* WHAT YOU HAVE TO DO *
Sift the material for lines containing "label", and return them.

* EXCERPTED RECORDS *
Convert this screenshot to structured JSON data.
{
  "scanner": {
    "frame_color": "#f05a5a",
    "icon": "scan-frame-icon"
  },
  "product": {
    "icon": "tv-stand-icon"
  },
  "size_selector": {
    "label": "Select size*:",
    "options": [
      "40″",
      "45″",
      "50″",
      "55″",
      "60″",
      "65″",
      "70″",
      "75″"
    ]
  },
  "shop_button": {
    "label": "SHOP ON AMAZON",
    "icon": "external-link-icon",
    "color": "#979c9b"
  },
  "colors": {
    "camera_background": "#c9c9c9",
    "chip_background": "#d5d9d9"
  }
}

* ANSWER SPACE *
    "label": "Select size*:",
    "label": "SHOP ON AMAZON",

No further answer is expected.